> [Task]
Without any of its pictures, the listing below should be output exactly.

> [Records for the task]
::::::::
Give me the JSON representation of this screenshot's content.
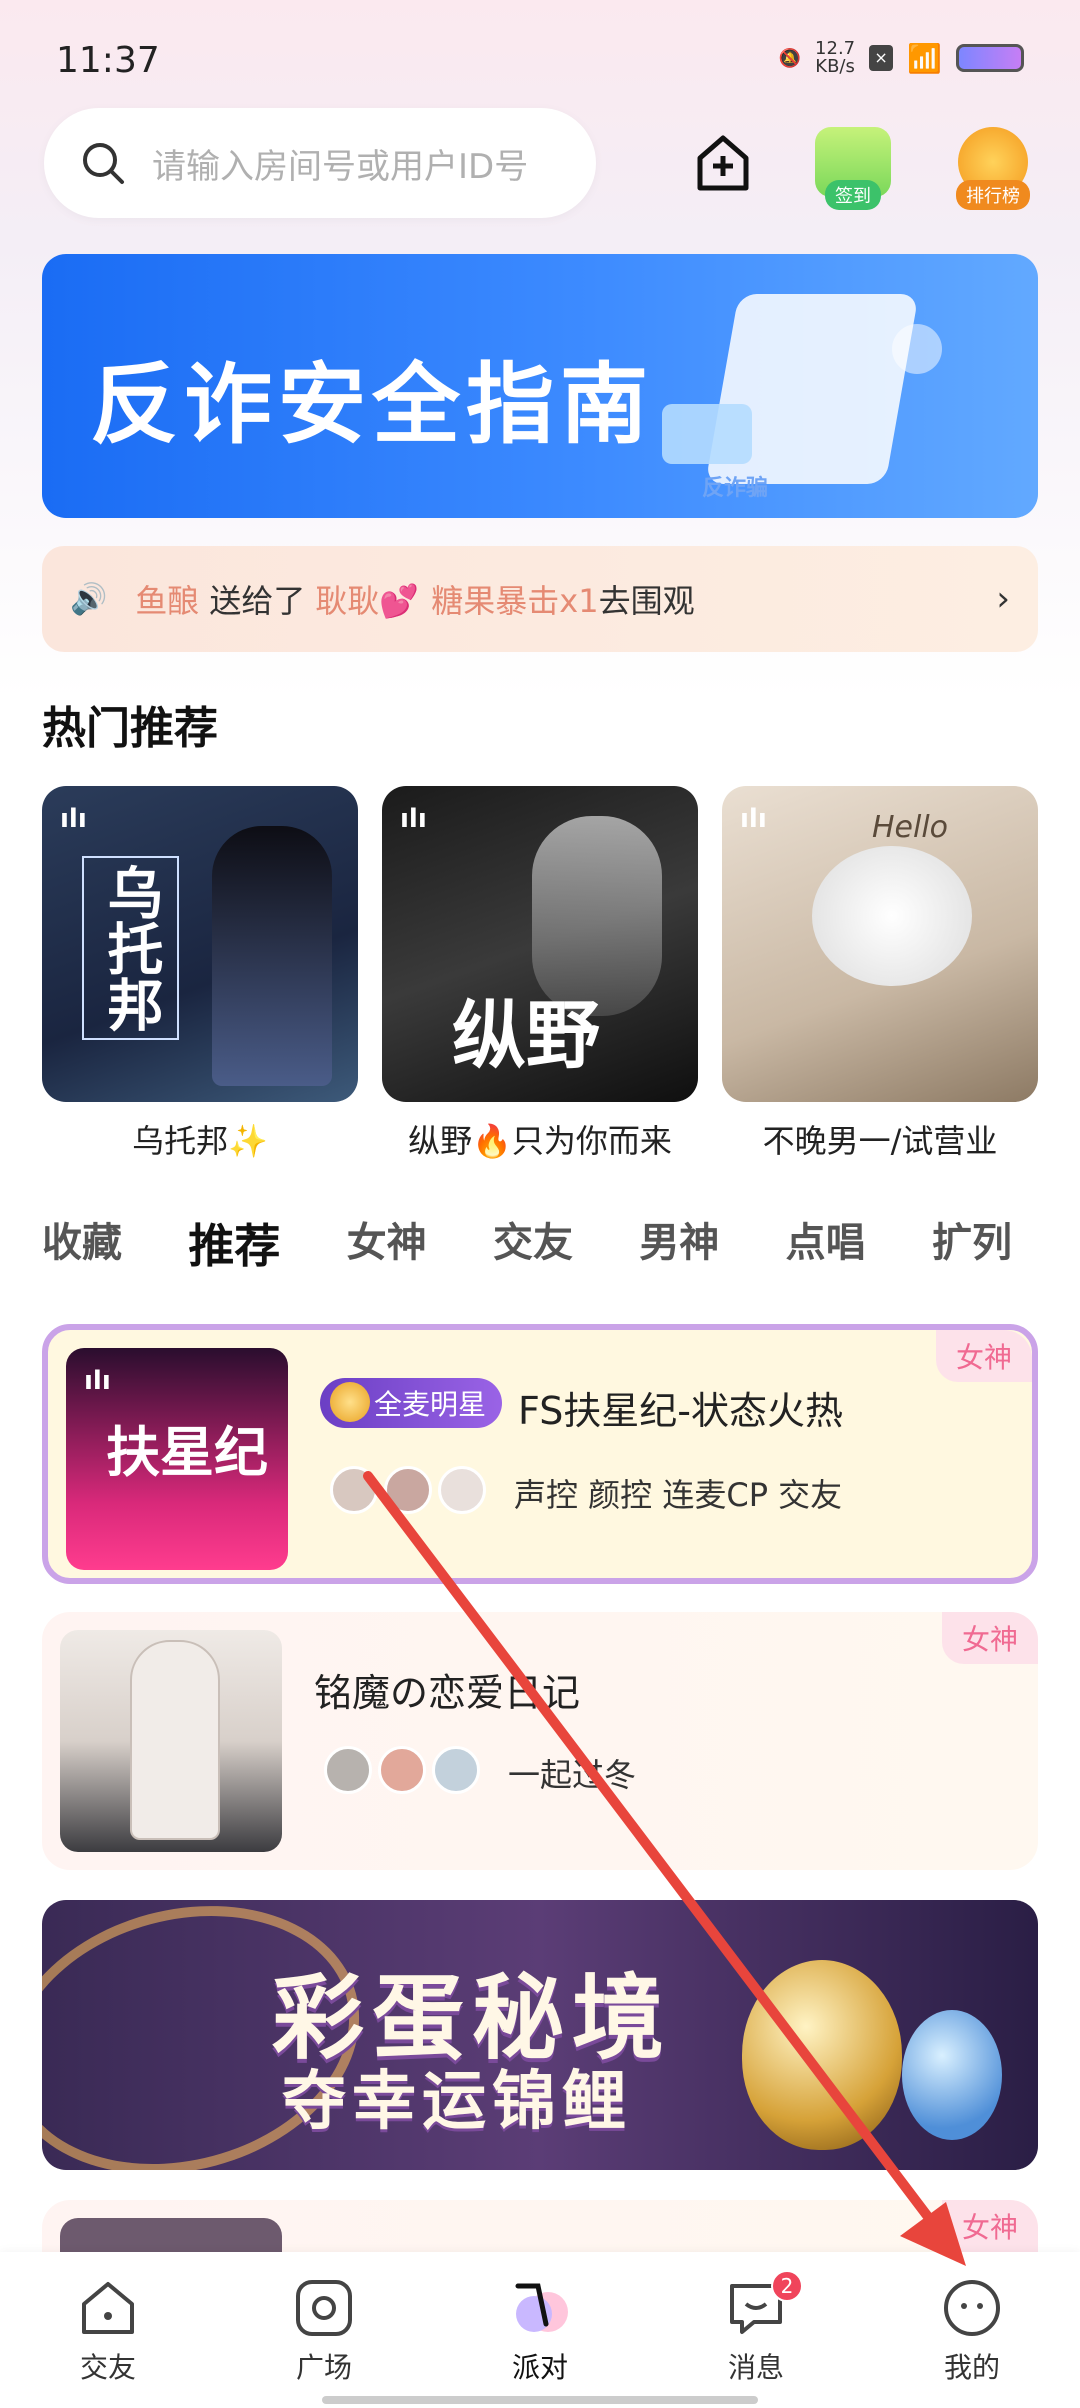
{
  "status": {
    "time": "11:37",
    "net_speed": "12.7",
    "net_unit": "KB/s"
  },
  "search": {
    "placeholder": "请输入房间号或用户ID号"
  },
  "top_actions": {
    "checkin_label": "签到",
    "rank_label": "排行榜"
  },
  "banner": {
    "title": "反诈安全指南",
    "sub": "反诈骗"
  },
  "notice": {
    "user1": "鱼酿",
    "verb": "送给了",
    "user2": "耿耿💕",
    "gift": "糖果暴击x1",
    "action": "去围观"
  },
  "hot": {
    "title": "热门推荐",
    "items": [
      {
        "name": "乌托邦✨",
        "overlay": "乌托邦"
      },
      {
        "name": "纵野🔥只为你而来",
        "overlay": "纵野"
      },
      {
        "name": "不晚男一/试营业",
        "overlay": "Hello"
      }
    ]
  },
  "tabs": [
    "收藏",
    "推荐",
    "女神",
    "交友",
    "男神",
    "点唱",
    "扩列"
  ],
  "rooms": [
    {
      "badge": "全麦明星",
      "title": "FS扶星纪-状态火热",
      "tags": "声控 颜控 连麦CP 交友",
      "tag": "女神",
      "thumb_text": "扶星纪"
    },
    {
      "title": "铭魔の恋爱日记",
      "tags": "一起过冬",
      "tag": "女神"
    }
  ],
  "egg_banner": {
    "line1": "彩蛋秘境",
    "line2": "夺幸运锦鲤"
  },
  "partial_room": {
    "tag": "女神"
  },
  "nav": {
    "items": [
      {
        "label": "交友"
      },
      {
        "label": "广场"
      },
      {
        "label": "派对"
      },
      {
        "label": "消息",
        "badge": "2"
      },
      {
        "label": "我的"
      }
    ]
  },
  "colors": {
    "accent": "#f06a92",
    "banner_blue": "#1a6cf4",
    "arrow": "#e8453c"
  }
}
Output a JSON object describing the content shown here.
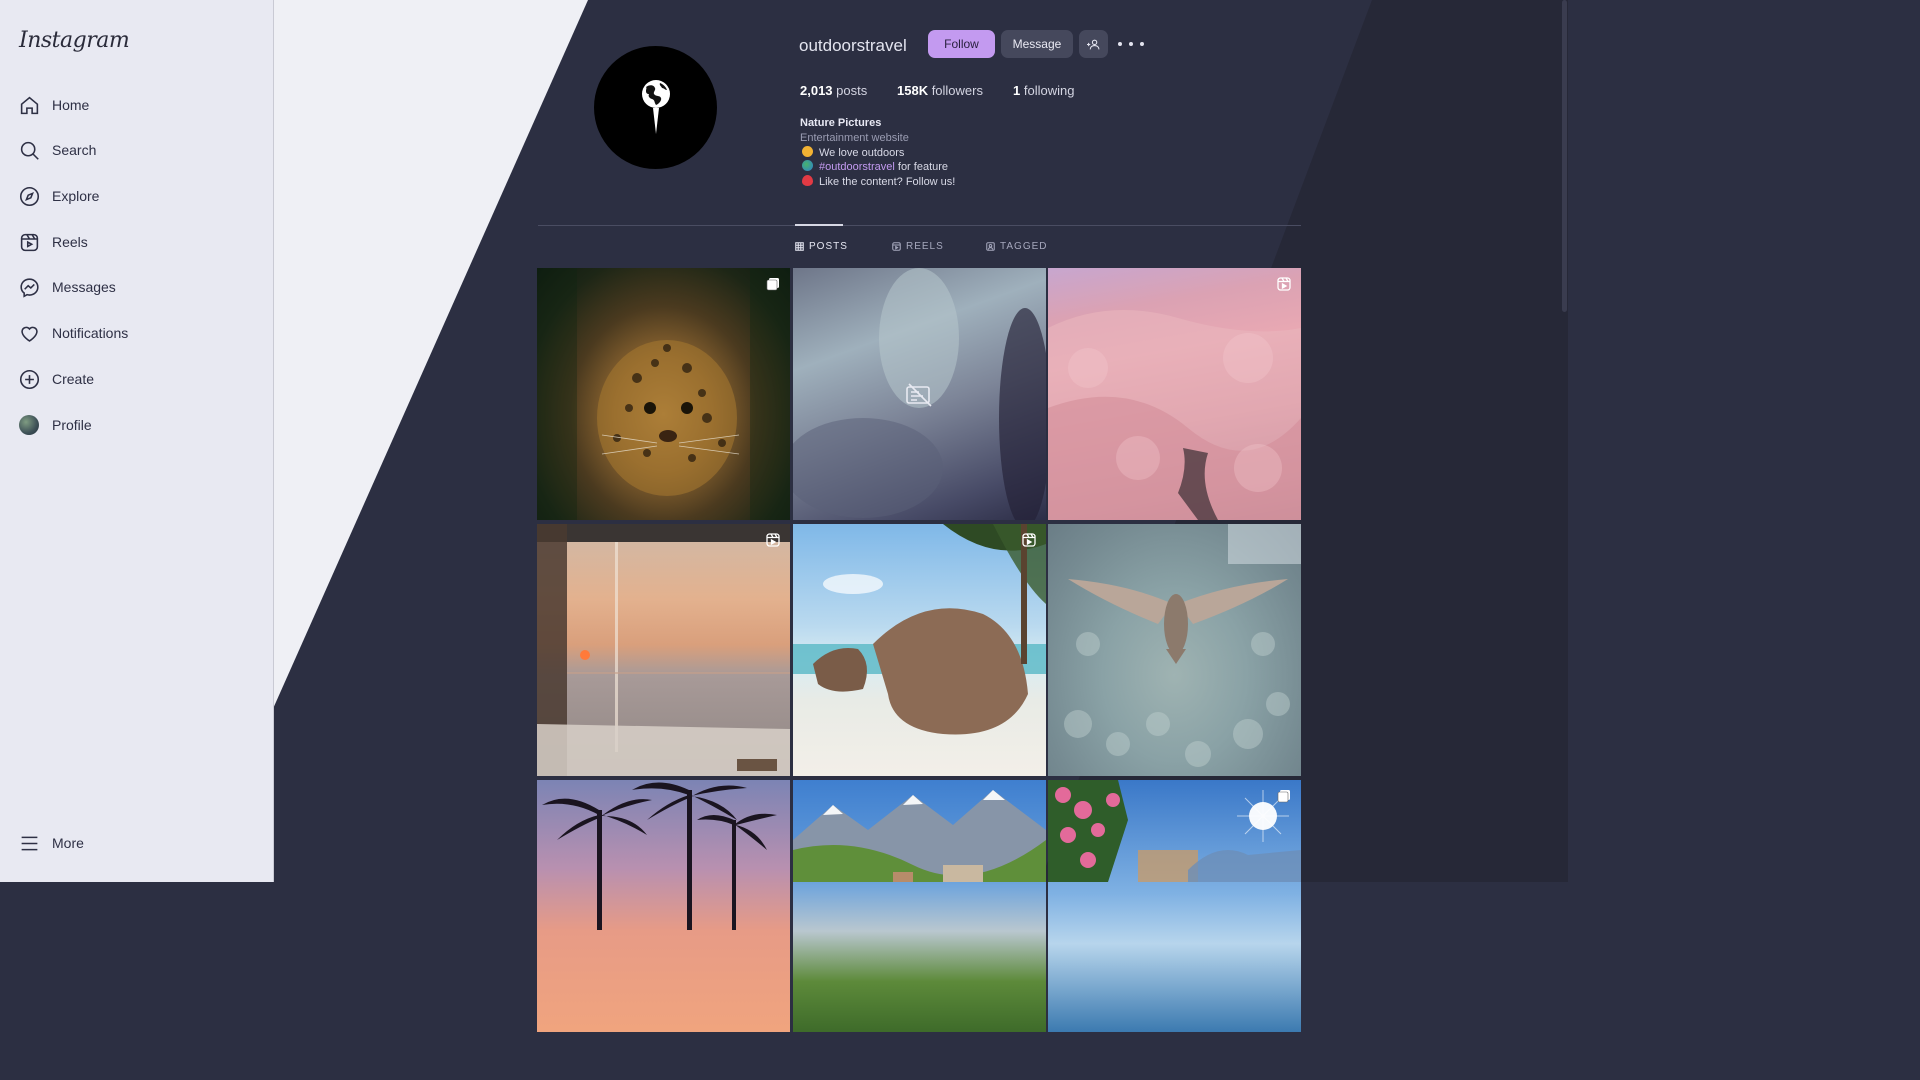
{
  "sidebar": {
    "logo": "Instagram",
    "items": [
      {
        "label": "Home",
        "icon": "home-icon"
      },
      {
        "label": "Search",
        "icon": "search-icon"
      },
      {
        "label": "Explore",
        "icon": "compass-icon"
      },
      {
        "label": "Reels",
        "icon": "reels-icon"
      },
      {
        "label": "Messages",
        "icon": "messenger-icon"
      },
      {
        "label": "Notifications",
        "icon": "heart-icon"
      },
      {
        "label": "Create",
        "icon": "plus-square-icon"
      },
      {
        "label": "Profile",
        "icon": "avatar"
      }
    ],
    "more_label": "More"
  },
  "profile": {
    "username": "outdoorstravel",
    "follow_label": "Follow",
    "message_label": "Message",
    "stats": {
      "posts_count": "2,013",
      "posts_label": " posts",
      "followers_count": "158K",
      "followers_label": " followers",
      "following_count": "1",
      "following_label": " following"
    },
    "bio": {
      "name": "Nature Pictures",
      "category": "Entertainment website",
      "line1": "We love outdoors",
      "hashtag": "#outdoorstravel",
      "line2_suffix": " for feature",
      "line3": "Like the content? Follow us!"
    }
  },
  "tabs": [
    {
      "label": "POSTS",
      "active": true
    },
    {
      "label": "REELS",
      "active": false
    },
    {
      "label": "TAGGED",
      "active": false
    }
  ],
  "posts": [
    {
      "subject": "leopard",
      "badge": "carousel"
    },
    {
      "subject": "blurred-unavailable",
      "badge": "none"
    },
    {
      "subject": "pink-forest",
      "badge": "reel"
    },
    {
      "subject": "sunset-window",
      "badge": "reel"
    },
    {
      "subject": "beach-rocks",
      "badge": "reel"
    },
    {
      "subject": "eagle-over-forest",
      "badge": "none"
    },
    {
      "subject": "palm-sunset",
      "badge": "none"
    },
    {
      "subject": "mountain-village",
      "badge": "none"
    },
    {
      "subject": "flowers-lake",
      "badge": "carousel"
    }
  ],
  "colors": {
    "accent": "#c39af0",
    "background": "#2c2f42",
    "sidebar": "#e8e9f2"
  }
}
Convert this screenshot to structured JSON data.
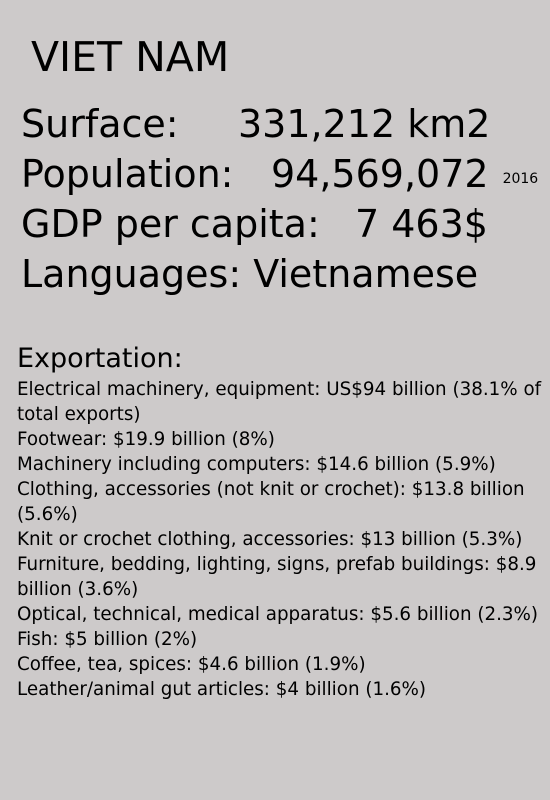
{
  "country_name": "VIET NAM",
  "facts": {
    "surface": {
      "label": "Surface:",
      "value": "331,212 km2"
    },
    "population": {
      "label": "Population:",
      "value": "94,569,072",
      "year": "2016"
    },
    "gdp": {
      "label": "GDP per capita:",
      "value": "7 463$"
    },
    "languages": {
      "text": "Languages: Vietnamese"
    }
  },
  "exportation": {
    "title": "Exportation:",
    "items": [
      "Electrical machinery, equipment: US$94 billion (38.1% of total exports)",
      "Footwear: $19.9 billion (8%)",
      "Machinery including computers: $14.6 billion (5.9%)",
      "Clothing, accessories (not knit or crochet): $13.8 billion (5.6%)",
      "Knit or crochet clothing, accessories: $13 billion (5.3%)",
      "Furniture, bedding, lighting, signs, prefab buildings: $8.9 billion (3.6%)",
      "Optical, technical, medical apparatus: $5.6 billion (2.3%)",
      "Fish: $5 billion (2%)",
      "Coffee, tea, spices: $4.6 billion (1.9%)",
      "Leather/animal gut articles: $4 billion (1.6%)"
    ]
  },
  "colors": {
    "background": "#cdcaca",
    "text": "#000000"
  }
}
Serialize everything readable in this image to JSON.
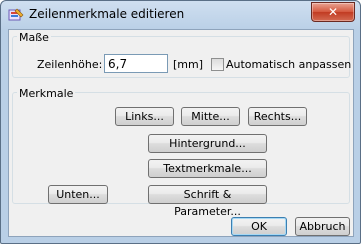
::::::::
> [Task response]
Give me the JSON representation of this screenshot's content.
{
  "status": {
    "time": "11:37",
    "net_speed": "12.7",
    "net_unit": "KB/s"
  },
  "search": {
    "placeholder": "请输入房间号或用户ID号"
  },
  "top_actions": {
    "checkin_label": "签到",
    "rank_label": "排行榜"
  },
  "banner": {
    "title": "反诈安全指南",
    "sub": "反诈骗"
  },
  "notice": {
    "user1": "鱼酿",
    "verb": "送给了",
    "user2": "耿耿💕",
    "gift": "糖果暴击x1",
    "action": "去围观"
  },
  "hot": {
    "title": "热门推荐",
    "items": [
      {
        "name": "乌托邦✨",
        "overlay": "乌托邦"
      },
      {
        "name": "纵野🔥只为你而来",
        "overlay": "纵野"
      },
      {
        "name": "不晚男一/试营业",
        "overlay": "Hello"
      }
    ]
  },
  "tabs": [
    "收藏",
    "推荐",
    "女神",
    "交友",
    "男神",
    "点唱",
    "扩列"
  ],
  "rooms": [
    {
      "badge": "全麦明星",
      "title": "FS扶星纪-状态火热",
      "tags": "声控 颜控 连麦CP 交友",
      "tag": "女神",
      "thumb_text": "扶星纪"
    },
    {
      "title": "铭魔の恋爱日记",
      "tags": "一起过冬",
      "tag": "女神"
    }
  ],
  "egg_banner": {
    "line1": "彩蛋秘境",
    "line2": "夺幸运锦鲤"
  },
  "partial_room": {
    "tag": "女神"
  },
  "nav": {
    "items": [
      {
        "label": "交友"
      },
      {
        "label": "广场"
      },
      {
        "label": "派对"
      },
      {
        "label": "消息",
        "badge": "2"
      },
      {
        "label": "我的"
      }
    ]
  },
  "colors": {
    "accent": "#f06a92",
    "banner_blue": "#1a6cf4",
    "arrow": "#e8453c"
  }
}
Output a JSON object describing the content shown here.
{
  "sidebar": {
    "logo": "Instagram",
    "items": [
      {
        "label": "Home",
        "icon": "home-icon"
      },
      {
        "label": "Search",
        "icon": "search-icon"
      },
      {
        "label": "Explore",
        "icon": "compass-icon"
      },
      {
        "label": "Reels",
        "icon": "reels-icon"
      },
      {
        "label": "Messages",
        "icon": "messenger-icon"
      },
      {
        "label": "Notifications",
        "icon": "heart-icon"
      },
      {
        "label": "Create",
        "icon": "plus-square-icon"
      },
      {
        "label": "Profile",
        "icon": "avatar"
      }
    ],
    "more_label": "More"
  },
  "profile": {
    "username": "outdoorstravel",
    "follow_label": "Follow",
    "message_label": "Message",
    "stats": {
      "posts_count": "2,013",
      "posts_label": " posts",
      "followers_count": "158K",
      "followers_label": " followers",
      "following_count": "1",
      "following_label": " following"
    },
    "bio": {
      "name": "Nature Pictures",
      "category": "Entertainment website",
      "line1": "We love outdoors",
      "hashtag": "#outdoorstravel",
      "line2_suffix": " for feature",
      "line3": "Like the content? Follow us!"
    }
  },
  "tabs": [
    {
      "label": "POSTS",
      "active": true
    },
    {
      "label": "REELS",
      "active": false
    },
    {
      "label": "TAGGED",
      "active": false
    }
  ],
  "posts": [
    {
      "subject": "leopard",
      "badge": "carousel"
    },
    {
      "subject": "blurred-unavailable",
      "badge": "none"
    },
    {
      "subject": "pink-forest",
      "badge": "reel"
    },
    {
      "subject": "sunset-window",
      "badge": "reel"
    },
    {
      "subject": "beach-rocks",
      "badge": "reel"
    },
    {
      "subject": "eagle-over-forest",
      "badge": "none"
    },
    {
      "subject": "palm-sunset",
      "badge": "none"
    },
    {
      "subject": "mountain-village",
      "badge": "none"
    },
    {
      "subject": "flowers-lake",
      "badge": "carousel"
    }
  ],
  "colors": {
    "accent": "#c39af0",
    "background": "#2c2f42",
    "sidebar": "#e8e9f2"
  }
}
Convert this screenshot to structured JSON data.
{
  "country_name": "VIET NAM",
  "facts": {
    "surface": {
      "label": "Surface:",
      "value": "331,212 km2"
    },
    "population": {
      "label": "Population:",
      "value": "94,569,072",
      "year": "2016"
    },
    "gdp": {
      "label": "GDP per capita:",
      "value": "7 463$"
    },
    "languages": {
      "text": "Languages: Vietnamese"
    }
  },
  "exportation": {
    "title": "Exportation:",
    "items": [
      "Electrical machinery, equipment: US$94 billion (38.1% of total exports)",
      "Footwear: $19.9 billion (8%)",
      "Machinery including computers: $14.6 billion (5.9%)",
      "Clothing, accessories (not knit or crochet): $13.8 billion (5.6%)",
      "Knit or crochet clothing, accessories: $13 billion (5.3%)",
      "Furniture, bedding, lighting, signs, prefab buildings: $8.9 billion (3.6%)",
      "Optical, technical, medical apparatus: $5.6 billion (2.3%)",
      "Fish: $5 billion (2%)",
      "Coffee, tea, spices: $4.6 billion (1.9%)",
      "Leather/animal gut articles: $4 billion (1.6%)"
    ]
  },
  "colors": {
    "background": "#cdcaca",
    "text": "#000000"
  }
}
Serialize everything readable in this image to JSON.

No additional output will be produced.